There may be circumstances where the insurance does not cover damage to the vehicle brought on by someone else driving your automobile. These often relate to the following situations:
If it can be established that a friend borrowed the car without your consent, which is challenging to do, they are responsible for any damage that results. The car’s owner may need to file an insurance claim to pay for damages. That might occur if the friend used the automobile without permission and didn’t have auto insurance.
If another driver of your vehicle is excluded from the policy, Excluded Driver Insurance might not be able to pay for any injuries they cause to the car owner. An excluded driver may be a high-risk individual or have minimal experience, and the owner purposefully left them off the auto insurance coverage to avoid potentially higher premiums.
If a person borrows a car and gets into an accident while under the influence of alcohol or does not have a valid driver’s license, the insurance company is unlikely to pay for the damages. Both of those actions are prohibited by law, which is very clear. In fact, if a person is killed in a car accident, the other party can discover that the law is pursuing them and that they are facing severe penalties.
If a teen has a license, their name must be added to the insurance policy as an insured driver. They will be protected if they drive your automobile and cause an accident in this manner. Teenagers frequently lack maturity and driving experience, which can drive up rates. The law states that they must at least have a permit to operate their vehicle legally. Teen drivers who do not have a license or a permit are typically not covered. Claims are typically admissible if the child took the car and crashed it. However, a police report might be necessary, and the claim might not fully compensate for the losses.
Most of the time, yes, in the event of an accident, insurance costs will inevitably increase. Car insurance functions equally whether the owner is driving or someone else is doing so. Both parties’ insurance policies take effect, and premiums increase if there is an accident, regardless of whose party caused it. The result is a financial loss due to property damage and medical expenses.

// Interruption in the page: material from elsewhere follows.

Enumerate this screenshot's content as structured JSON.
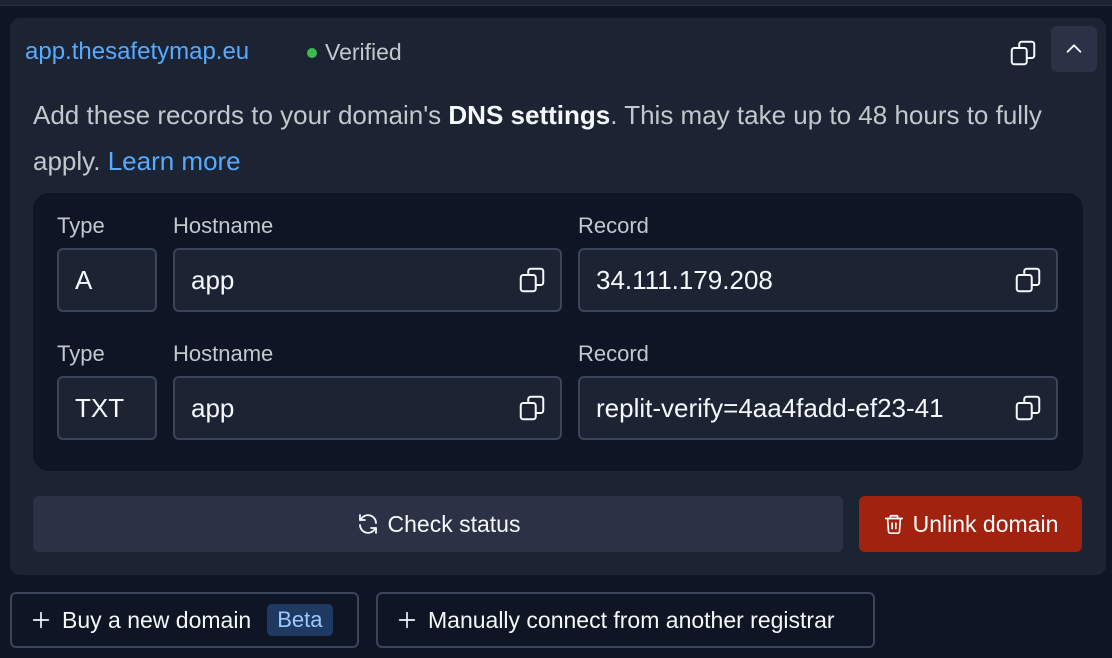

Insurance policies typically cover medical expenses for drivers of other cars. However, depending on the auto insurance policy, coverage may change. In the end, the policyholder pays the deductible before the claim is reimbursed.
Additionally, a lot of insurance companies provide accident forgiveness. After an accident, this function can prevent rates from increasing. Although it is frequently an add-on, some businesses include it in the policy. If the driver of the car can avoid accidents for an extended period of time, the rates might not increase substantially or at all.
Whoever was driving the car at the time of the accident may result in decreased coverage, depending on the policy and the area. Therefore, if loaning out the vehicle is necessary, it’s crucial to identify the correct coverage options.
Many people who are involved in auto accidents don’t require legal counsel. However, a car accident lawyer can be quite beneficial if the matter is severe or complicated. They will review the case and help you determine your legal options for compensation. Then, they can manage anything from there, including the paperwork, compiling evidence, handling and negotiating with the insurance companies, and more. If you or a loved one have been involved in a car accident in Missouri, don’t hesitate to contact Goldblatt + Singer, the St. Louis Injury Law Firm, today. Call (314) 888-1000 or contact us online to receive your free, no-obligation consultation.